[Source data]
################

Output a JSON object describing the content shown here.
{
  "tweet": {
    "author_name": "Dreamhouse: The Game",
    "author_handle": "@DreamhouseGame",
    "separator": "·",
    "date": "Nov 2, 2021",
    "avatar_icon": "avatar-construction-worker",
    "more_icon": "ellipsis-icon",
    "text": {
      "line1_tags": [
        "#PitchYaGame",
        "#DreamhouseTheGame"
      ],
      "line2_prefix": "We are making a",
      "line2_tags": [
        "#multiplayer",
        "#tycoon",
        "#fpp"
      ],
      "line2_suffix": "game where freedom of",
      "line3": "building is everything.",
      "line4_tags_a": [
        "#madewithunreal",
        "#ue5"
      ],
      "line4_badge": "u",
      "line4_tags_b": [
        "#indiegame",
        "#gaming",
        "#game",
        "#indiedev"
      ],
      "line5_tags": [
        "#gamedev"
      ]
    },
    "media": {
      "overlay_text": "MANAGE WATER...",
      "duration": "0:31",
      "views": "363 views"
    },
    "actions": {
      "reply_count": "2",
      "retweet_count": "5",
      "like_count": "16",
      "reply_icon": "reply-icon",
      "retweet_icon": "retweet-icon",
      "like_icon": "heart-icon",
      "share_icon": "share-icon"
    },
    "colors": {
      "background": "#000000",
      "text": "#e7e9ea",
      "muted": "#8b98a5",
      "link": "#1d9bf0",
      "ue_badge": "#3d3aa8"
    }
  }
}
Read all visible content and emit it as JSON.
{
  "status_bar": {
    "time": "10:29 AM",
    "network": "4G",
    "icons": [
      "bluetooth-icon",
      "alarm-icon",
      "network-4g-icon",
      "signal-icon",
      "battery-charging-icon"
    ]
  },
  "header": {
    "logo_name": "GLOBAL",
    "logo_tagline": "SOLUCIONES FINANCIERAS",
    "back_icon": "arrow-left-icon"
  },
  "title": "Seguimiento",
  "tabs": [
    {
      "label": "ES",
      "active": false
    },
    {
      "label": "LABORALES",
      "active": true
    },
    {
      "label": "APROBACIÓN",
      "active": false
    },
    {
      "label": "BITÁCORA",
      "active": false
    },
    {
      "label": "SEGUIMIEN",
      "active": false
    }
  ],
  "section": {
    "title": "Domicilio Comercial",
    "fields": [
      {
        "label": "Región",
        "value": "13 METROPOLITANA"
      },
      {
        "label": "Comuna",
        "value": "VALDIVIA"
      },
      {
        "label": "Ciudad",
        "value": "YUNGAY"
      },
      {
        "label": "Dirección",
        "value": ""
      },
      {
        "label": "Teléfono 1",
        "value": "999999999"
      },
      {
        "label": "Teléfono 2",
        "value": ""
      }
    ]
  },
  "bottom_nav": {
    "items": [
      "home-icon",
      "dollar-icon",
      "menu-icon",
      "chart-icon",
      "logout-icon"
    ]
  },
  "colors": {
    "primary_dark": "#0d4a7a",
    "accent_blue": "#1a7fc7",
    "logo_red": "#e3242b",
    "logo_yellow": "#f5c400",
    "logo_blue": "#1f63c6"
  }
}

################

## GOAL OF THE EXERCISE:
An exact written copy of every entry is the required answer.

## REPLY:
Output a JSON object describing the content shown here.
{
  "tweet": {
    "author_name": "Dreamhouse: The Game",
    "author_handle": "@DreamhouseGame",
    "separator": "·",
    "date": "Nov 2, 2021",
    "avatar_icon": "avatar-construction-worker",
    "more_icon": "ellipsis-icon",
    "text": {
      "line1_tags": [
        "#PitchYaGame",
        "#DreamhouseTheGame"
      ],
      "line2_prefix": "We are making a",
      "line2_tags": [
        "#multiplayer",
        "#tycoon",
        "#fpp"
      ],
      "line2_suffix": "game where freedom of",
      "line3": "building is everything.",
      "line4_tags_a": [
        "#madewithunreal",
        "#ue5"
      ],
      "line4_badge": "u",
      "line4_tags_b": [
        "#indiegame",
        "#gaming",
        "#game",
        "#indiedev"
      ],
      "line5_tags": [
        "#gamedev"
      ]
    },
    "media": {
      "overlay_text": "MANAGE WATER...",
      "duration": "0:31",
      "views": "363 views"
    },
    "actions": {
      "reply_count": "2",
      "retweet_count": "5",
      "like_count": "16",
      "reply_icon": "reply-icon",
      "retweet_icon": "retweet-icon",
      "like_icon": "heart-icon",
      "share_icon": "share-icon"
    },
    "colors": {
      "background": "#000000",
      "text": "#e7e9ea",
      "muted": "#8b98a5",
      "link": "#1d9bf0",
      "ue_badge": "#3d3aa8"
    }
  }
}
Read all visible content and emit it as JSON.
{
  "status_bar": {
    "time": "10:29 AM",
    "network": "4G",
    "icons": [
      "bluetooth-icon",
      "alarm-icon",
      "network-4g-icon",
      "signal-icon",
      "battery-charging-icon"
    ]
  },
  "header": {
    "logo_name": "GLOBAL",
    "logo_tagline": "SOLUCIONES FINANCIERAS",
    "back_icon": "arrow-left-icon"
  },
  "title": "Seguimiento",
  "tabs": [
    {
      "label": "ES",
      "active": false
    },
    {
      "label": "LABORALES",
      "active": true
    },
    {
      "label": "APROBACIÓN",
      "active": false
    },
    {
      "label": "BITÁCORA",
      "active": false
    },
    {
      "label": "SEGUIMIEN",
      "active": false
    }
  ],
  "section": {
    "title": "Domicilio Comercial",
    "fields": [
      {
        "label": "Región",
        "value": "13 METROPOLITANA"
      },
      {
        "label": "Comuna",
        "value": "VALDIVIA"
      },
      {
        "label": "Ciudad",
        "value": "YUNGAY"
      },
      {
        "label": "Dirección",
        "value": ""
      },
      {
        "label": "Teléfono 1",
        "value": "999999999"
      },
      {
        "label": "Teléfono 2",
        "value": ""
      }
    ]
  },
  "bottom_nav": {
    "items": [
      "home-icon",
      "dollar-icon",
      "menu-icon",
      "chart-icon",
      "logout-icon"
    ]
  },
  "colors": {
    "primary_dark": "#0d4a7a",
    "accent_blue": "#1a7fc7",
    "logo_red": "#e3242b",
    "logo_yellow": "#f5c400",
    "logo_blue": "#1f63c6"
  }
}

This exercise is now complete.